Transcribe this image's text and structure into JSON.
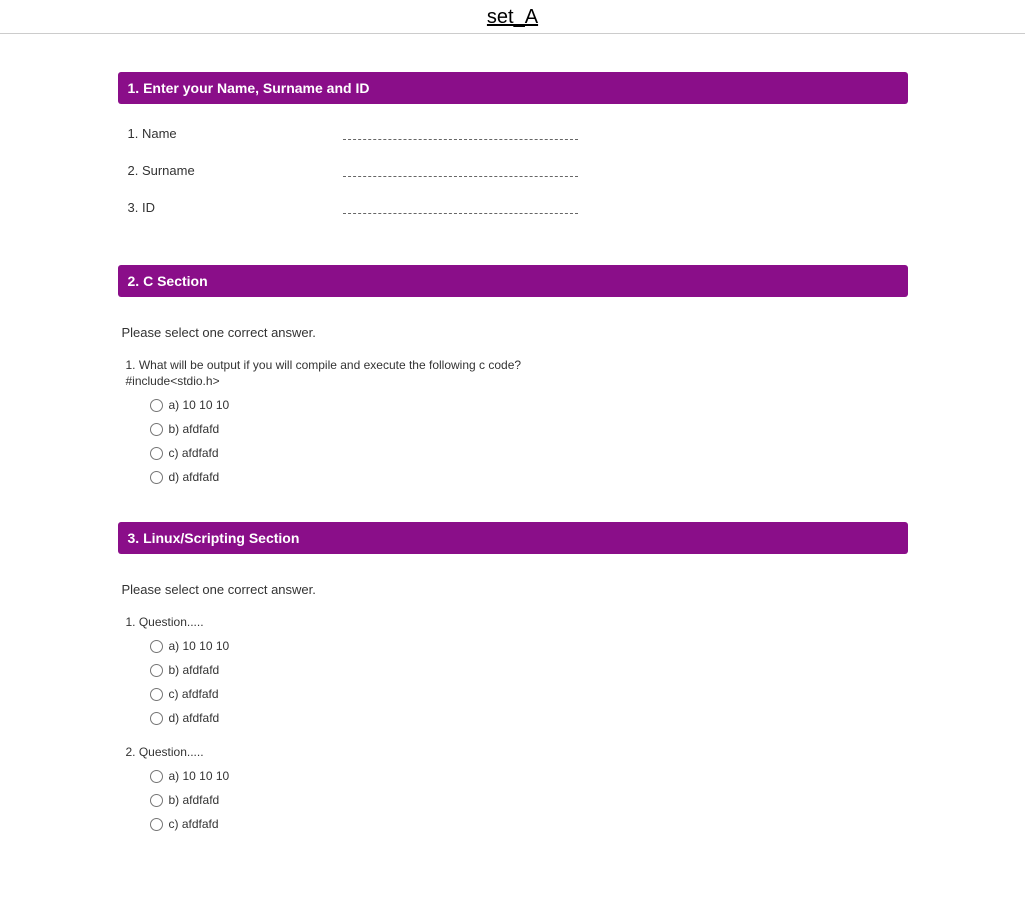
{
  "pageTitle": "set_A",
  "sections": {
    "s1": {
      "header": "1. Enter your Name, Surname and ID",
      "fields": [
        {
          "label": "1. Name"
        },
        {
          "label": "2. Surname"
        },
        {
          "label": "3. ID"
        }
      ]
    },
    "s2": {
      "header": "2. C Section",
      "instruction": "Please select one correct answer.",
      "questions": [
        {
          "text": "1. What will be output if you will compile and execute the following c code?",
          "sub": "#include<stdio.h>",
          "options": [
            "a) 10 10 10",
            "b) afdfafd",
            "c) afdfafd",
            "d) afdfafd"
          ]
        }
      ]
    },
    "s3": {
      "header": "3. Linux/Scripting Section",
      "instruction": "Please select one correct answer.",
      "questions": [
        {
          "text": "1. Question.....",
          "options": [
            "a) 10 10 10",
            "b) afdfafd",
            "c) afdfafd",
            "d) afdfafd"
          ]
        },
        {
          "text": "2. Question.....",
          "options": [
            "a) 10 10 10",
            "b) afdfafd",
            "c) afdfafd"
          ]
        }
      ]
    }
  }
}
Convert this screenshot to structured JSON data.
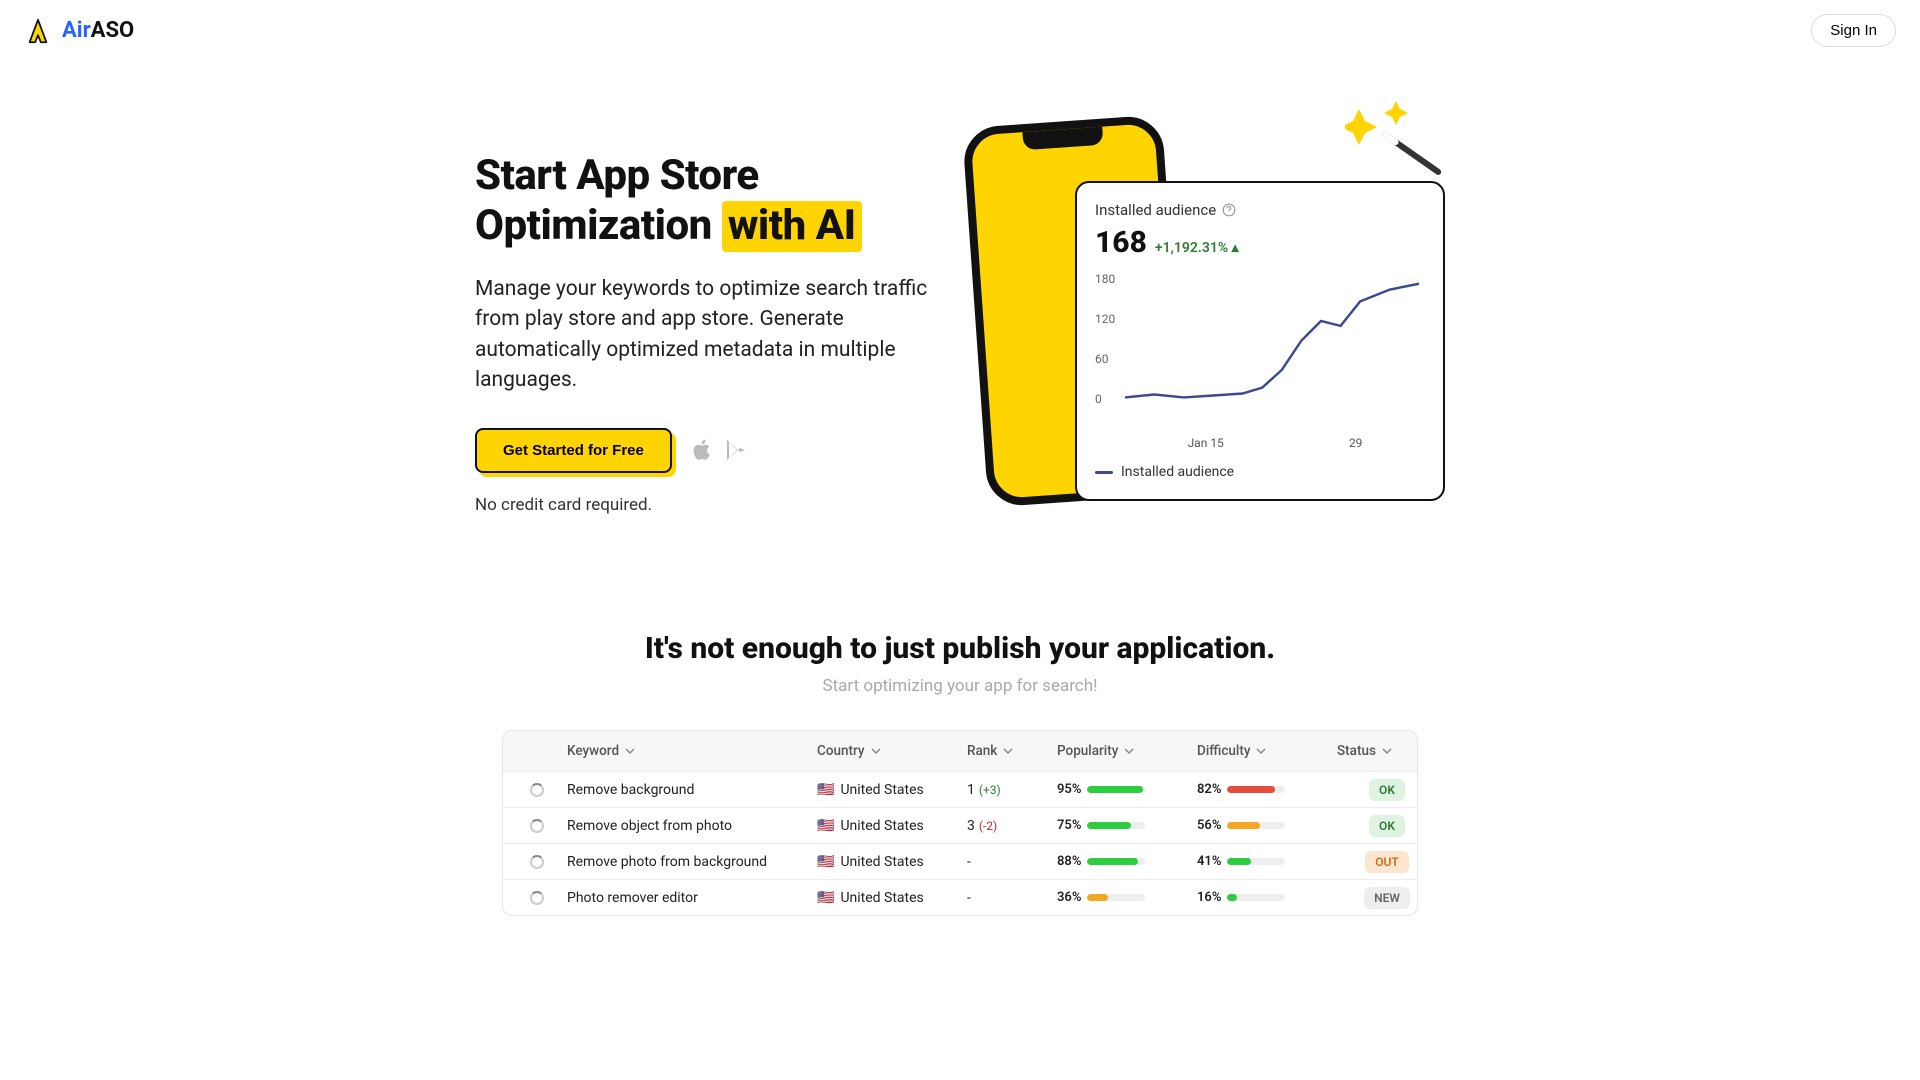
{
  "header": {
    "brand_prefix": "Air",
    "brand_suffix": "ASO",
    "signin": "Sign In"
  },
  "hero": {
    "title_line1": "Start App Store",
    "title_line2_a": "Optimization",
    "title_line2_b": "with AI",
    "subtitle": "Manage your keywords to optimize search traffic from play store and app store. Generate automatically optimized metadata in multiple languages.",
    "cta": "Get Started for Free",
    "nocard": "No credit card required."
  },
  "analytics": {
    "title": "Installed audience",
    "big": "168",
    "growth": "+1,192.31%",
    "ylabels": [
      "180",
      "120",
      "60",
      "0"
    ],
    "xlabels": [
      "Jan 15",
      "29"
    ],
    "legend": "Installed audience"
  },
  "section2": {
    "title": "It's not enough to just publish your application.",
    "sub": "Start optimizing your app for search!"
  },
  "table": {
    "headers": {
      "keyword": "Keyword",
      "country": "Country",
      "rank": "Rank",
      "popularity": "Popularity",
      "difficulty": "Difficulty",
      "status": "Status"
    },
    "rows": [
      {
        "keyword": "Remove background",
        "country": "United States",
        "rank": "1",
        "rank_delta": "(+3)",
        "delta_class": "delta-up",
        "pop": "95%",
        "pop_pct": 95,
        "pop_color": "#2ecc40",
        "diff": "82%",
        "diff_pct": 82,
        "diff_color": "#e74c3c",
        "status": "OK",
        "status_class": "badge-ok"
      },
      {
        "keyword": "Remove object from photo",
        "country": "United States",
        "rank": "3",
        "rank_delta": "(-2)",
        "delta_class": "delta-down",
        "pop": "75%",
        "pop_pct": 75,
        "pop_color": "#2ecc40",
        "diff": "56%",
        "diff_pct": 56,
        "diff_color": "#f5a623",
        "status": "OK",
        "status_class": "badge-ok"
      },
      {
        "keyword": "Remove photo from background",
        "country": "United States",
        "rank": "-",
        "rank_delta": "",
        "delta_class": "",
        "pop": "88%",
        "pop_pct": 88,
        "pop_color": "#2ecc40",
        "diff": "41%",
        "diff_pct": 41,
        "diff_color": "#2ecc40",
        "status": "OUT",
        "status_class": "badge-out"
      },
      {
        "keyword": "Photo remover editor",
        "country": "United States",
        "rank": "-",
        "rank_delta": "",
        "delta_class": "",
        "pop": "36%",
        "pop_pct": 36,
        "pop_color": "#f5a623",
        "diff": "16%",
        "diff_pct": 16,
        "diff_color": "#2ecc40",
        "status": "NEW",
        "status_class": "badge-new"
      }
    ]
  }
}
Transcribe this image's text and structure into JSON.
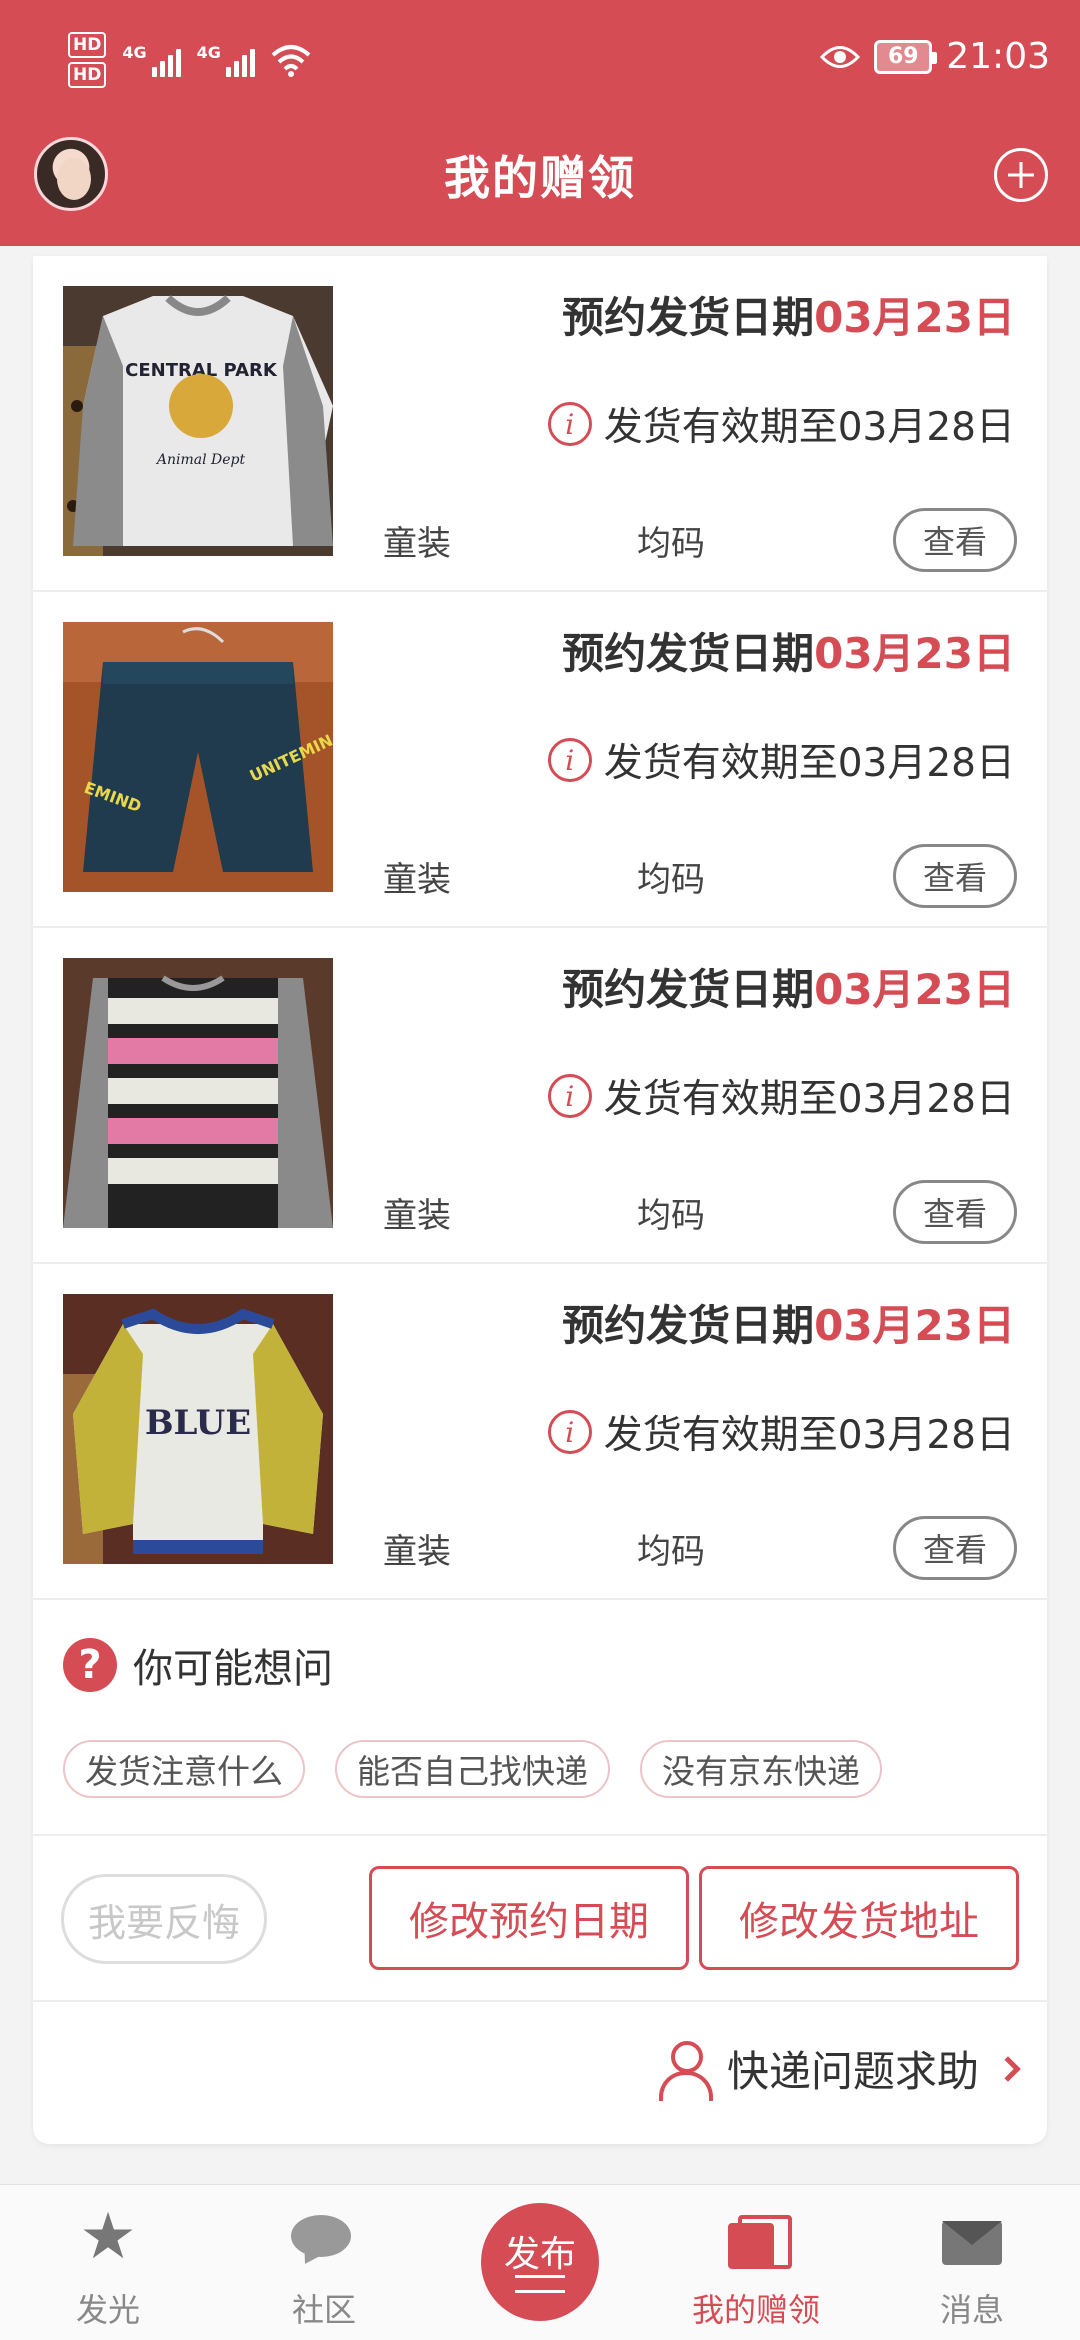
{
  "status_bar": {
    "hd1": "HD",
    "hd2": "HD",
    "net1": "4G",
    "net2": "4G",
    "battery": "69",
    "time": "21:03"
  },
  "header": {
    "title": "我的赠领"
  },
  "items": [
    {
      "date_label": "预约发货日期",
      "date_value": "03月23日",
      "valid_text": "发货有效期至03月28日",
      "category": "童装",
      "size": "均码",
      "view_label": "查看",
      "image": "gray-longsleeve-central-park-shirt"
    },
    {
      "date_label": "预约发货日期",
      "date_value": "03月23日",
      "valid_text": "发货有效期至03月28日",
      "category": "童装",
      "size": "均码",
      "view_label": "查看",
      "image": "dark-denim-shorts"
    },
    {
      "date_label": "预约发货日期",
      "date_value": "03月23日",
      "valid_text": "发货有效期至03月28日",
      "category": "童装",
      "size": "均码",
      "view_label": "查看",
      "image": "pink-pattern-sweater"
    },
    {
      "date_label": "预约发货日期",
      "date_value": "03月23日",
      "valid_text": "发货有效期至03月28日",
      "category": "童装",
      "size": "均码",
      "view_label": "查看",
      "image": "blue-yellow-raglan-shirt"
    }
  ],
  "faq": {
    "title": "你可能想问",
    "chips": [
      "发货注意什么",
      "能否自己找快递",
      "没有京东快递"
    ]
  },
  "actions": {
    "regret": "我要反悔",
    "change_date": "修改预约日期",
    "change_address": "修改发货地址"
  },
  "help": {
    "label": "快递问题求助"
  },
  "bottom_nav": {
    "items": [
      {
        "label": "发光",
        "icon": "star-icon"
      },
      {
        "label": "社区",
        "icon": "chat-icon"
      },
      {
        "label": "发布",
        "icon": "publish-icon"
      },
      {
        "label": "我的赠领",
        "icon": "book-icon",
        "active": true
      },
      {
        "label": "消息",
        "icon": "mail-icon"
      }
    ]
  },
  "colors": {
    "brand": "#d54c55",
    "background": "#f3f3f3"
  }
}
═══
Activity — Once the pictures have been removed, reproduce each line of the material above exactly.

Task output —
Transcribe this image's text and structure into JSON.
{
  "pageTitle": "set_A",
  "sections": {
    "s1": {
      "header": "1. Enter your Name, Surname and ID",
      "fields": [
        {
          "label": "1. Name"
        },
        {
          "label": "2. Surname"
        },
        {
          "label": "3. ID"
        }
      ]
    },
    "s2": {
      "header": "2. C Section",
      "instruction": "Please select one correct answer.",
      "questions": [
        {
          "text": "1. What will be output if you will compile and execute the following c code?",
          "sub": "#include<stdio.h>",
          "options": [
            "a) 10 10 10",
            "b) afdfafd",
            "c) afdfafd",
            "d) afdfafd"
          ]
        }
      ]
    },
    "s3": {
      "header": "3. Linux/Scripting Section",
      "instruction": "Please select one correct answer.",
      "questions": [
        {
          "text": "1. Question.....",
          "options": [
            "a) 10 10 10",
            "b) afdfafd",
            "c) afdfafd",
            "d) afdfafd"
          ]
        },
        {
          "text": "2. Question.....",
          "options": [
            "a) 10 10 10",
            "b) afdfafd",
            "c) afdfafd"
          ]
        }
      ]
    }
  }
}
Convert this screenshot to structured JSON data.
{
  "header": {
    "brand_prefix": "Air",
    "brand_suffix": "ASO",
    "signin": "Sign In"
  },
  "hero": {
    "title_line1": "Start App Store",
    "title_line2_a": "Optimization",
    "title_line2_b": "with AI",
    "subtitle": "Manage your keywords to optimize search traffic from play store and app store. Generate automatically optimized metadata in multiple languages.",
    "cta": "Get Started for Free",
    "nocard": "No credit card required."
  },
  "analytics": {
    "title": "Installed audience",
    "big": "168",
    "growth": "+1,192.31%",
    "ylabels": [
      "180",
      "120",
      "60",
      "0"
    ],
    "xlabels": [
      "Jan 15",
      "29"
    ],
    "legend": "Installed audience"
  },
  "section2": {
    "title": "It's not enough to just publish your application.",
    "sub": "Start optimizing your app for search!"
  },
  "table": {
    "headers": {
      "keyword": "Keyword",
      "country": "Country",
      "rank": "Rank",
      "popularity": "Popularity",
      "difficulty": "Difficulty",
      "status": "Status"
    },
    "rows": [
      {
        "keyword": "Remove background",
        "country": "United States",
        "rank": "1",
        "rank_delta": "(+3)",
        "delta_class": "delta-up",
        "pop": "95%",
        "pop_pct": 95,
        "pop_color": "#2ecc40",
        "diff": "82%",
        "diff_pct": 82,
        "diff_color": "#e74c3c",
        "status": "OK",
        "status_class": "badge-ok"
      },
      {
        "keyword": "Remove object from photo",
        "country": "United States",
        "rank": "3",
        "rank_delta": "(-2)",
        "delta_class": "delta-down",
        "pop": "75%",
        "pop_pct": 75,
        "pop_color": "#2ecc40",
        "diff": "56%",
        "diff_pct": 56,
        "diff_color": "#f5a623",
        "status": "OK",
        "status_class": "badge-ok"
      },
      {
        "keyword": "Remove photo from background",
        "country": "United States",
        "rank": "-",
        "rank_delta": "",
        "delta_class": "",
        "pop": "88%",
        "pop_pct": 88,
        "pop_color": "#2ecc40",
        "diff": "41%",
        "diff_pct": 41,
        "diff_color": "#2ecc40",
        "status": "OUT",
        "status_class": "badge-out"
      },
      {
        "keyword": "Photo remover editor",
        "country": "United States",
        "rank": "-",
        "rank_delta": "",
        "delta_class": "",
        "pop": "36%",
        "pop_pct": 36,
        "pop_color": "#f5a623",
        "diff": "16%",
        "diff_pct": 16,
        "diff_color": "#2ecc40",
        "status": "NEW",
        "status_class": "badge-new"
      }
    ]
  }
}
Transcribe this image's text and structure into JSON.
{
  "status_bar": {
    "hd1": "HD",
    "hd2": "HD",
    "net1": "4G",
    "net2": "4G",
    "battery": "69",
    "time": "21:03"
  },
  "header": {
    "title": "我的赠领"
  },
  "items": [
    {
      "date_label": "预约发货日期",
      "date_value": "03月23日",
      "valid_text": "发货有效期至03月28日",
      "category": "童装",
      "size": "均码",
      "view_label": "查看",
      "image": "gray-longsleeve-central-park-shirt"
    },
    {
      "date_label": "预约发货日期",
      "date_value": "03月23日",
      "valid_text": "发货有效期至03月28日",
      "category": "童装",
      "size": "均码",
      "view_label": "查看",
      "image": "dark-denim-shorts"
    },
    {
      "date_label": "预约发货日期",
      "date_value": "03月23日",
      "valid_text": "发货有效期至03月28日",
      "category": "童装",
      "size": "均码",
      "view_label": "查看",
      "image": "pink-pattern-sweater"
    },
    {
      "date_label": "预约发货日期",
      "date_value": "03月23日",
      "valid_text": "发货有效期至03月28日",
      "category": "童装",
      "size": "均码",
      "view_label": "查看",
      "image": "blue-yellow-raglan-shirt"
    }
  ],
  "faq": {
    "title": "你可能想问",
    "chips": [
      "发货注意什么",
      "能否自己找快递",
      "没有京东快递"
    ]
  },
  "actions": {
    "regret": "我要反悔",
    "change_date": "修改预约日期",
    "change_address": "修改发货地址"
  },
  "help": {
    "label": "快递问题求助"
  },
  "bottom_nav": {
    "items": [
      {
        "label": "发光",
        "icon": "star-icon"
      },
      {
        "label": "社区",
        "icon": "chat-icon"
      },
      {
        "label": "发布",
        "icon": "publish-icon"
      },
      {
        "label": "我的赠领",
        "icon": "book-icon",
        "active": true
      },
      {
        "label": "消息",
        "icon": "mail-icon"
      }
    ]
  },
  "colors": {
    "brand": "#d54c55",
    "background": "#f3f3f3"
  }
}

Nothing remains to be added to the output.